Valley Bugler Columnist
Not long ago, we took a busload of teens to Doernbecher Children’s hospital. It was an event called “Kiwanis Day at Doernbecher” sponsored by KDCCP. KDCCP stands for Kiwanis Doernbecher Children’s Cancer Program. I am pleased to say that I have been a member of this organization since 2000.
Kiwanis involvement with Doernbecher started in the late 1980’s. They raised money for various children’s hospital projects, including an ambulance transport system designed just for children. Early on, a group of Kiwanians saw a need for a bone marrow transplant facility at the hospital. They raised money, lobbied for political support, and in 1990 started the Kiwanis Bone Marrow Transplant Unit. In 1998 they broadened their mission and became Kiwanis Doernbecher Children’s Cancer Program. KDCCP is a 501(c) 3 and all donations are tax deductible. Each year, KDCCP invites the best and brightest young physicians to participate in an intensive three-year program to become pediatric oncology specialists. The hospital calls this their “Kiwanis Fellowship program.”
In the past, KDCCP has done a number of different things for “Doernbecher Days.” They have conducted tours, visited research labs and had opportunities to meet various doctors and other health professionals. They always have a segment where the audience listens to a former patent and their parents relate about their experience with cancer and Doernbecher Hospital. This year they got to meet Tim Haarmann, a 14 year old patient from Tigard. Tim suffered from acute myeloid leukemia and is now cancer free.
In addition to hearing patient stories, KDCCP decided to give everyone (particularly our teens) a chance to meet the people who we call Kiwanis fellows.
These doctors do both patient care, independent study and research as part of their fellowship.
KDCCP treated the audience to a Q and A session with our Kiwanis Fellows.
One question was about college. Our teens were astounded when they were told that our doctors had to look forward to more than 16 years of college, a time span that exceeded the age of many in the audience.
Some facts that seemed to astound us were that the average salary of a first year resident is $49,394 and that the maximum workweek of a first year resident is 80 hours. This equates to an hourly wage of $10 an hour.
According to the American Academy of Medical Colleges the average medical student graduates with $169,901 of debt.
I was particularly impressed with one of our Fellows, Dr. Jacob Henderson.

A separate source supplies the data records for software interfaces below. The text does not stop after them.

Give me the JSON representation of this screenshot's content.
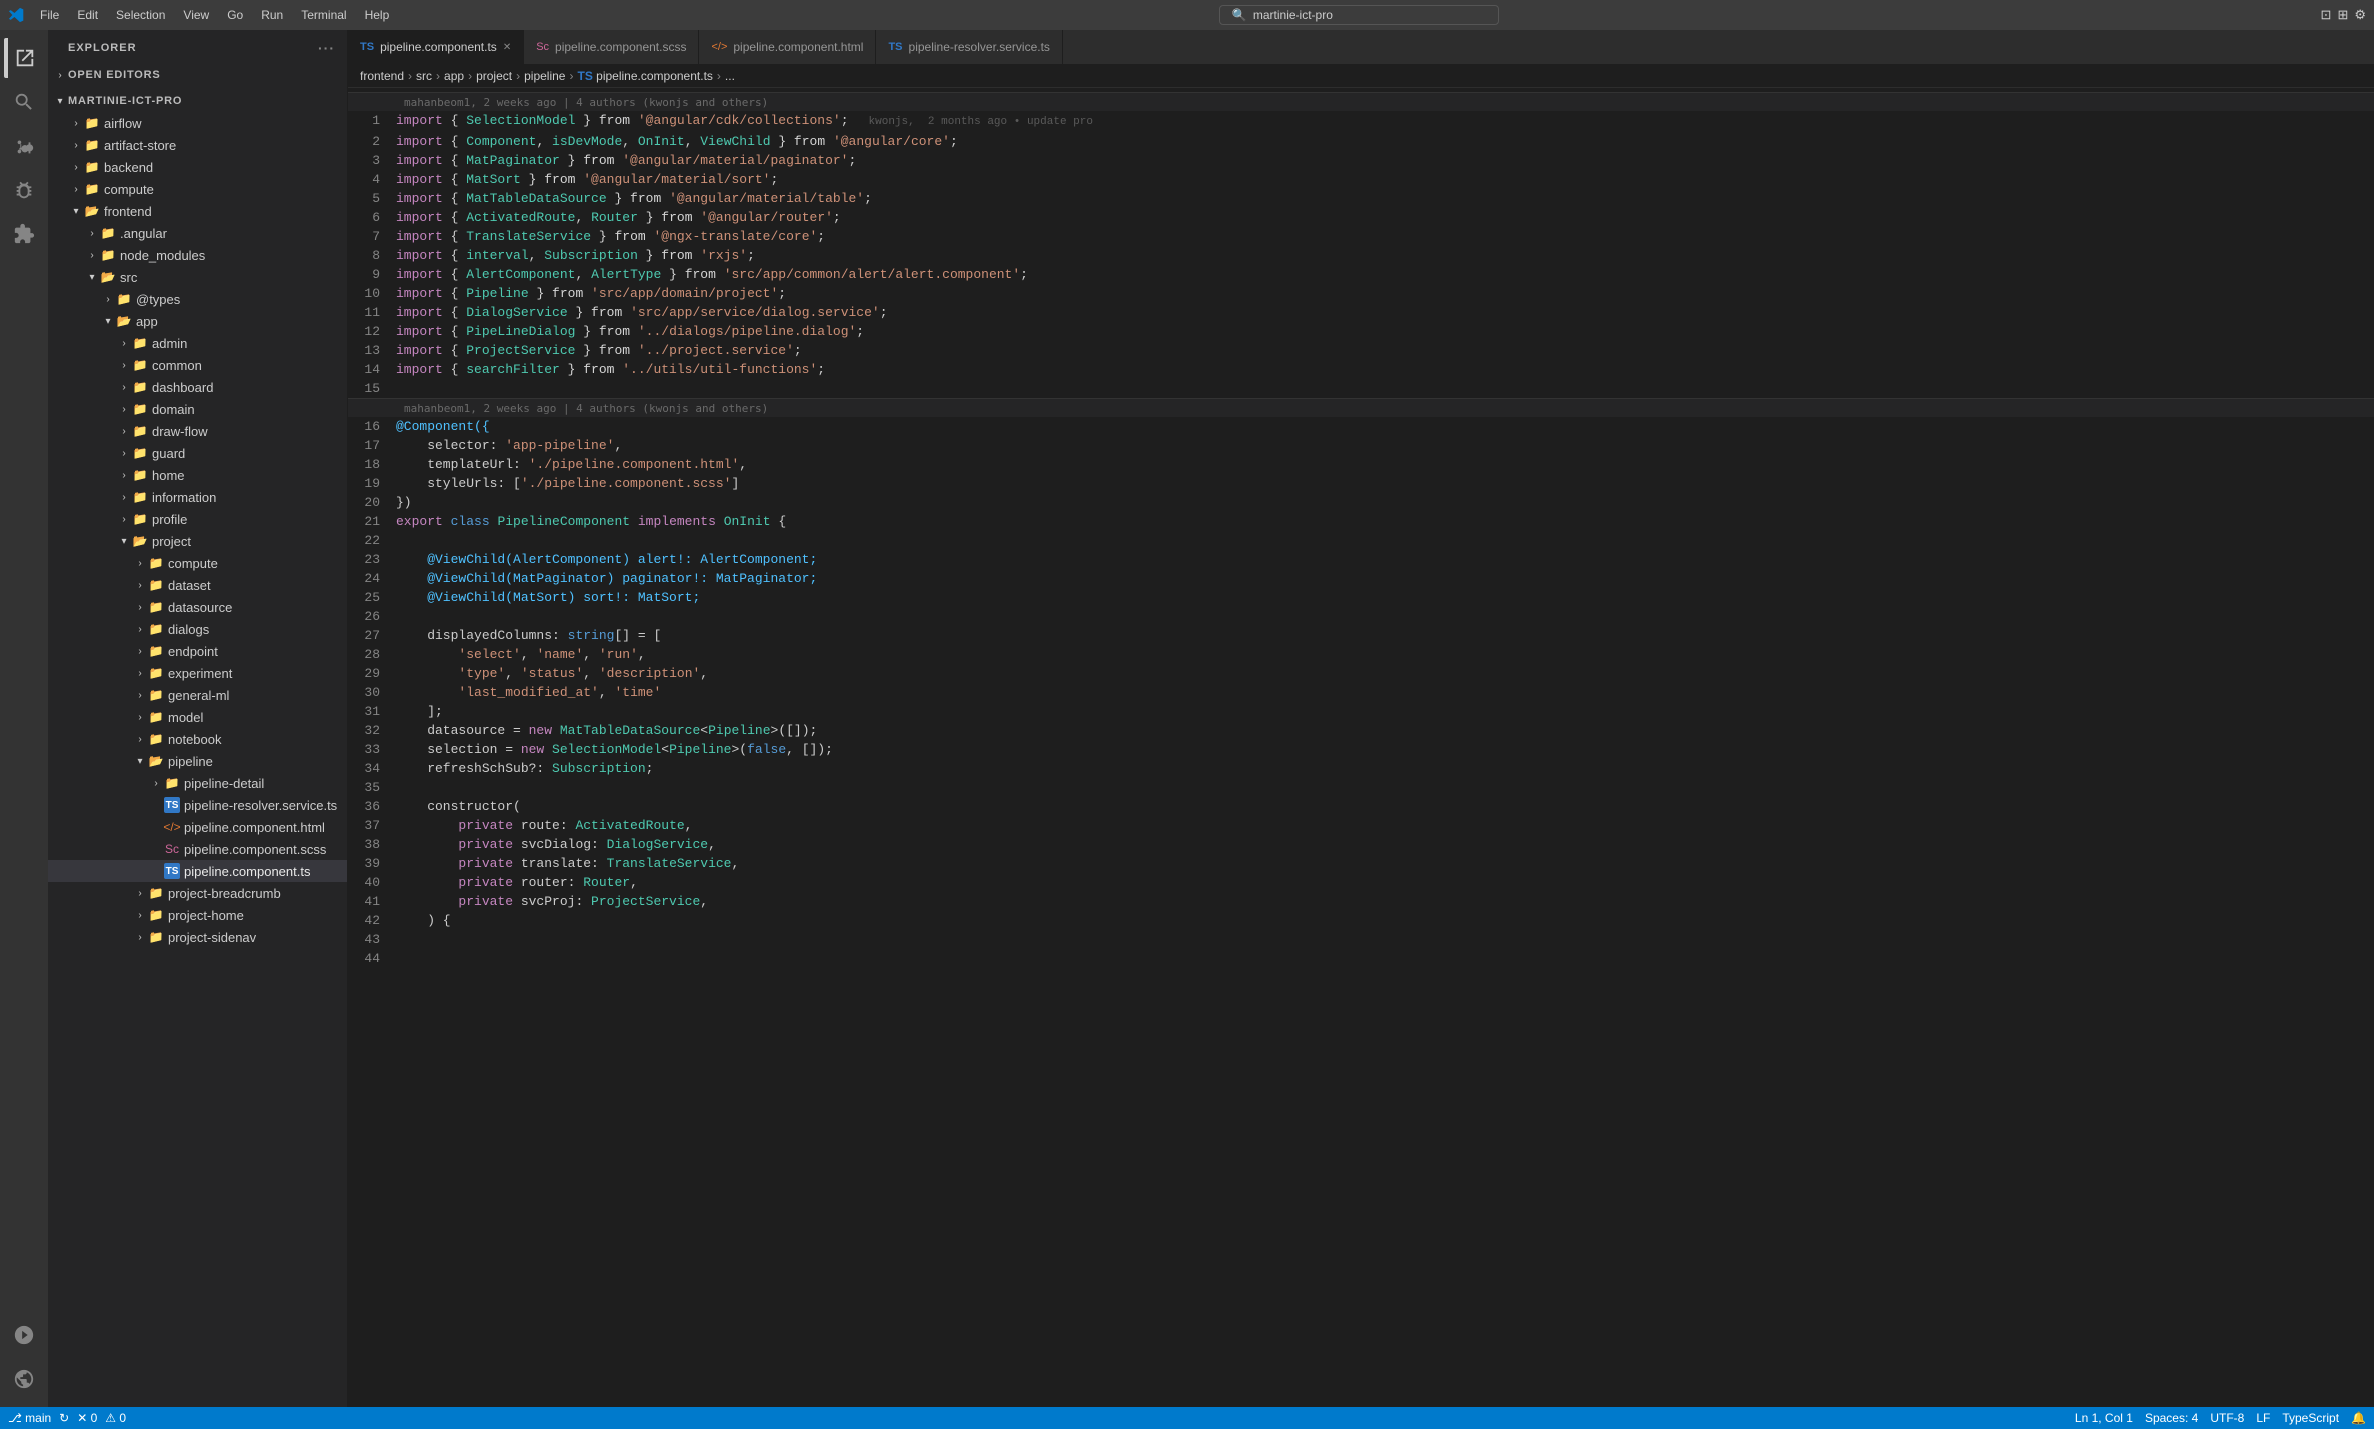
{
  "titlebar": {
    "menu": [
      "File",
      "Edit",
      "Selection",
      "View",
      "Go",
      "Run",
      "Terminal",
      "Help"
    ],
    "search_placeholder": "martinie-ict-pro",
    "app_name": "VS Code"
  },
  "tabs": [
    {
      "id": "tab-ts",
      "label": "pipeline.component.ts",
      "icon": "ts",
      "active": true,
      "closable": true
    },
    {
      "id": "tab-scss",
      "label": "pipeline.component.scss",
      "icon": "scss",
      "active": false,
      "closable": false
    },
    {
      "id": "tab-html",
      "label": "pipeline.component.html",
      "icon": "html",
      "active": false,
      "closable": false
    },
    {
      "id": "tab-resolver",
      "label": "pipeline-resolver.service.ts",
      "icon": "ts",
      "active": false,
      "closable": false
    }
  ],
  "breadcrumb": {
    "parts": [
      "frontend",
      "src",
      "app",
      "project",
      "pipeline",
      "TS pipeline.component.ts",
      "..."
    ]
  },
  "sidebar": {
    "title": "EXPLORER",
    "sections": [
      {
        "id": "open-editors",
        "label": "OPEN EDITORS",
        "collapsed": true,
        "items": []
      },
      {
        "id": "martinie-ict-pro",
        "label": "MARTINIE-ICT-PRO",
        "collapsed": false,
        "items": [
          {
            "id": "airflow",
            "label": "airflow",
            "type": "folder",
            "depth": 1
          },
          {
            "id": "artifact-store",
            "label": "artifact-store",
            "type": "folder",
            "depth": 1
          },
          {
            "id": "backend",
            "label": "backend",
            "type": "folder",
            "depth": 1
          },
          {
            "id": "compute",
            "label": "compute",
            "type": "folder",
            "depth": 1
          },
          {
            "id": "frontend",
            "label": "frontend",
            "type": "folder-open",
            "depth": 1
          },
          {
            "id": "angular",
            "label": ".angular",
            "type": "folder",
            "depth": 2
          },
          {
            "id": "node_modules",
            "label": "node_modules",
            "type": "folder",
            "depth": 2
          },
          {
            "id": "src",
            "label": "src",
            "type": "folder-open",
            "depth": 2
          },
          {
            "id": "types",
            "label": "@types",
            "type": "folder",
            "depth": 3
          },
          {
            "id": "app",
            "label": "app",
            "type": "folder-open",
            "depth": 3
          },
          {
            "id": "admin",
            "label": "admin",
            "type": "folder",
            "depth": 4
          },
          {
            "id": "common",
            "label": "common",
            "type": "folder",
            "depth": 4
          },
          {
            "id": "dashboard",
            "label": "dashboard",
            "type": "folder",
            "depth": 4
          },
          {
            "id": "domain",
            "label": "domain",
            "type": "folder",
            "depth": 4
          },
          {
            "id": "draw-flow",
            "label": "draw-flow",
            "type": "folder",
            "depth": 4
          },
          {
            "id": "guard",
            "label": "guard",
            "type": "folder",
            "depth": 4
          },
          {
            "id": "home",
            "label": "home",
            "type": "folder",
            "depth": 4
          },
          {
            "id": "information",
            "label": "information",
            "type": "folder",
            "depth": 4
          },
          {
            "id": "profile",
            "label": "profile",
            "type": "folder",
            "depth": 4
          },
          {
            "id": "project",
            "label": "project",
            "type": "folder-open",
            "depth": 4
          },
          {
            "id": "compute2",
            "label": "compute",
            "type": "folder",
            "depth": 5
          },
          {
            "id": "dataset",
            "label": "dataset",
            "type": "folder",
            "depth": 5
          },
          {
            "id": "datasource",
            "label": "datasource",
            "type": "folder",
            "depth": 5
          },
          {
            "id": "dialogs",
            "label": "dialogs",
            "type": "folder",
            "depth": 5
          },
          {
            "id": "endpoint",
            "label": "endpoint",
            "type": "folder",
            "depth": 5
          },
          {
            "id": "experiment",
            "label": "experiment",
            "type": "folder",
            "depth": 5
          },
          {
            "id": "general-ml",
            "label": "general-ml",
            "type": "folder",
            "depth": 5
          },
          {
            "id": "model",
            "label": "model",
            "type": "folder",
            "depth": 5
          },
          {
            "id": "notebook",
            "label": "notebook",
            "type": "folder",
            "depth": 5
          },
          {
            "id": "pipeline",
            "label": "pipeline",
            "type": "folder-open",
            "depth": 5
          },
          {
            "id": "pipeline-detail",
            "label": "pipeline-detail",
            "type": "folder",
            "depth": 6
          },
          {
            "id": "pipeline-resolver-service-ts",
            "label": "pipeline-resolver.service.ts",
            "type": "ts",
            "depth": 6
          },
          {
            "id": "pipeline-component-html",
            "label": "pipeline.component.html",
            "type": "html",
            "depth": 6
          },
          {
            "id": "pipeline-component-scss",
            "label": "pipeline.component.scss",
            "type": "scss",
            "depth": 6
          },
          {
            "id": "pipeline-component-ts",
            "label": "pipeline.component.ts",
            "type": "ts",
            "depth": 6,
            "active": true
          },
          {
            "id": "project-breadcrumb",
            "label": "project-breadcrumb",
            "type": "folder",
            "depth": 5
          },
          {
            "id": "project-home",
            "label": "project-home",
            "type": "folder",
            "depth": 5
          },
          {
            "id": "project-sidenav",
            "label": "project-sidenav",
            "type": "folder",
            "depth": 5
          }
        ]
      }
    ]
  },
  "blame_headers": {
    "line1_blame": "mahanbeom1, 2 weeks ago | 4 authors (kwonjs and others)",
    "line16_blame": "mahanbeom1, 2 weeks ago | 4 authors (kwonjs and others)",
    "line1_ghost": "kwonjs,  2 months ago • update pro"
  },
  "code_lines": [
    {
      "num": 1,
      "blame": "",
      "text": "import { SelectionModel } from '@angular/cdk/collections';"
    },
    {
      "num": 2,
      "blame": "",
      "text": "import { Component, isDevMode, OnInit, ViewChild } from '@angular/core';"
    },
    {
      "num": 3,
      "blame": "",
      "text": "import { MatPaginator } from '@angular/material/paginator';"
    },
    {
      "num": 4,
      "blame": "",
      "text": "import { MatSort } from '@angular/material/sort';"
    },
    {
      "num": 5,
      "blame": "",
      "text": "import { MatTableDataSource } from '@angular/material/table';"
    },
    {
      "num": 6,
      "blame": "",
      "text": "import { ActivatedRoute, Router } from '@angular/router';"
    },
    {
      "num": 7,
      "blame": "",
      "text": "import { TranslateService } from '@ngx-translate/core';"
    },
    {
      "num": 8,
      "blame": "",
      "text": "import { interval, Subscription } from 'rxjs';"
    },
    {
      "num": 9,
      "blame": "",
      "text": "import { AlertComponent, AlertType } from 'src/app/common/alert/alert.component';"
    },
    {
      "num": 10,
      "blame": "",
      "text": "import { Pipeline } from 'src/app/domain/project';"
    },
    {
      "num": 11,
      "blame": "",
      "text": "import { DialogService } from 'src/app/service/dialog.service';"
    },
    {
      "num": 12,
      "blame": "",
      "text": "import { PipeLineDialog } from '../dialogs/pipeline.dialog';"
    },
    {
      "num": 13,
      "blame": "",
      "text": "import { ProjectService } from '../project.service';"
    },
    {
      "num": 14,
      "blame": "",
      "text": "import { searchFilter } from '../utils/util-functions';"
    },
    {
      "num": 15,
      "blame": "",
      "text": ""
    },
    {
      "num": 16,
      "blame": "",
      "text": "@Component({"
    },
    {
      "num": 17,
      "blame": "",
      "text": "    selector: 'app-pipeline',"
    },
    {
      "num": 18,
      "blame": "",
      "text": "    templateUrl: './pipeline.component.html',"
    },
    {
      "num": 19,
      "blame": "",
      "text": "    styleUrls: ['./pipeline.component.scss']"
    },
    {
      "num": 20,
      "blame": "",
      "text": "})"
    },
    {
      "num": 21,
      "blame": "",
      "text": "export class PipelineComponent implements OnInit {"
    },
    {
      "num": 22,
      "blame": "",
      "text": ""
    },
    {
      "num": 23,
      "blame": "",
      "text": "    @ViewChild(AlertComponent) alert!: AlertComponent;"
    },
    {
      "num": 24,
      "blame": "",
      "text": "    @ViewChild(MatPaginator) paginator!: MatPaginator;"
    },
    {
      "num": 25,
      "blame": "",
      "text": "    @ViewChild(MatSort) sort!: MatSort;"
    },
    {
      "num": 26,
      "blame": "",
      "text": ""
    },
    {
      "num": 27,
      "blame": "",
      "text": "    displayedColumns: string[] = ["
    },
    {
      "num": 28,
      "blame": "",
      "text": "        'select', 'name', 'run',"
    },
    {
      "num": 29,
      "blame": "",
      "text": "        'type', 'status', 'description',"
    },
    {
      "num": 30,
      "blame": "",
      "text": "        'last_modified_at', 'time'"
    },
    {
      "num": 31,
      "blame": "",
      "text": "    ];"
    },
    {
      "num": 32,
      "blame": "",
      "text": "    datasource = new MatTableDataSource<Pipeline>([]);"
    },
    {
      "num": 33,
      "blame": "",
      "text": "    selection = new SelectionModel<Pipeline>(false, []);"
    },
    {
      "num": 34,
      "blame": "",
      "text": "    refreshSchSub?: Subscription;"
    },
    {
      "num": 35,
      "blame": "",
      "text": ""
    },
    {
      "num": 36,
      "blame": "",
      "text": "    constructor("
    },
    {
      "num": 37,
      "blame": "",
      "text": "        private route: ActivatedRoute,"
    },
    {
      "num": 38,
      "blame": "",
      "text": "        private svcDialog: DialogService,"
    },
    {
      "num": 39,
      "blame": "",
      "text": "        private translate: TranslateService,"
    },
    {
      "num": 40,
      "blame": "",
      "text": "        private router: Router,"
    },
    {
      "num": 41,
      "blame": "",
      "text": "        private svcProj: ProjectService,"
    },
    {
      "num": 42,
      "blame": "",
      "text": "    ) {"
    },
    {
      "num": 43,
      "blame": "",
      "text": ""
    },
    {
      "num": 44,
      "blame": "",
      "text": "    "
    }
  ],
  "status_bar": {
    "branch": "main",
    "errors": "0",
    "warnings": "0",
    "encoding": "UTF-8",
    "line_ending": "LF",
    "language": "TypeScript",
    "spaces": "Spaces: 4",
    "position": "Ln 1, Col 1"
  }
}
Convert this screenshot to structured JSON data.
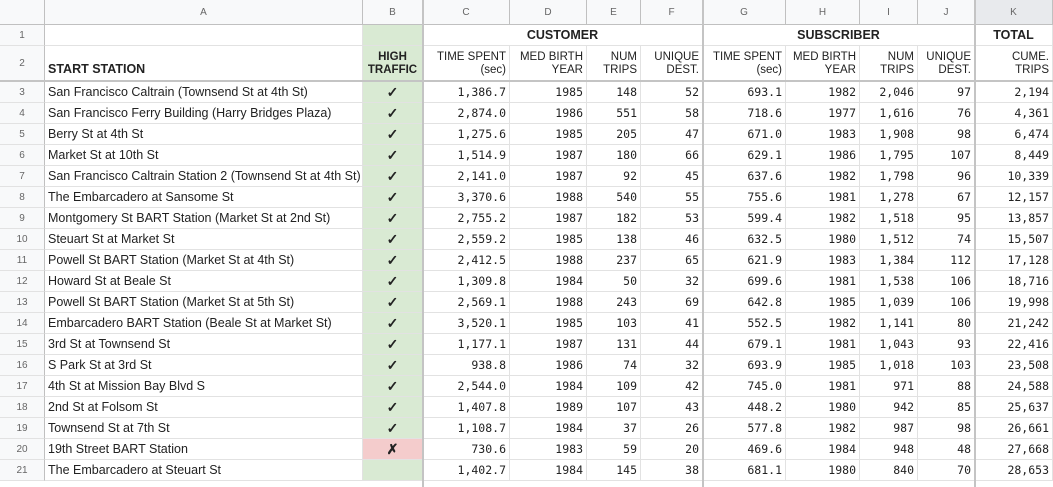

He used to live on Whidbey Island, Washington. “Because I lived on an island, close to the water, I originally planned to become a marine Biologist,” said Dr. Henderson.
“I enrolled in Pacific Lutheran University as a Biology major with an intent to study Marine Biology, my parents were both in social work. They helped people; they helped make life better for others. This really impressed me and I thought a lot about this while I was in college. I was a good student, I involved myself with a lot of different social activities and I did quite a lot of community volunteer work at Harborview Hospital. While volunteering, it occurred to me, that the medical field was a place where I could change lives and make things better for people.”
Dr. Henderson showed a comparison chart to the audience. His GPA was 3.6; another person’s GPA was 4.0. His Medical College Application test (MCAT) score was 31. The other person’s score was 38.
Dr. Henderson was chosen for Doernbecher instead of the other higher rated person and this was primarily because of his volunteer work and his extracurricular activities.
“Doernbecher wants well-rounded people for Doctors; they want people who are involved with other people, people who care.” related Dr. Henderson.
I was impressed, my teens were impressed, and we were all gratified to know that we have a children’s hospital with doctors who really care about the welfare of their patients.
We left with a thank you from Dr. H. Stacy Nicholson, head of Pediatrics at OHSU who said, “Whenever we contribute to the cure of a child with cancer, Kiwanians are part of it.”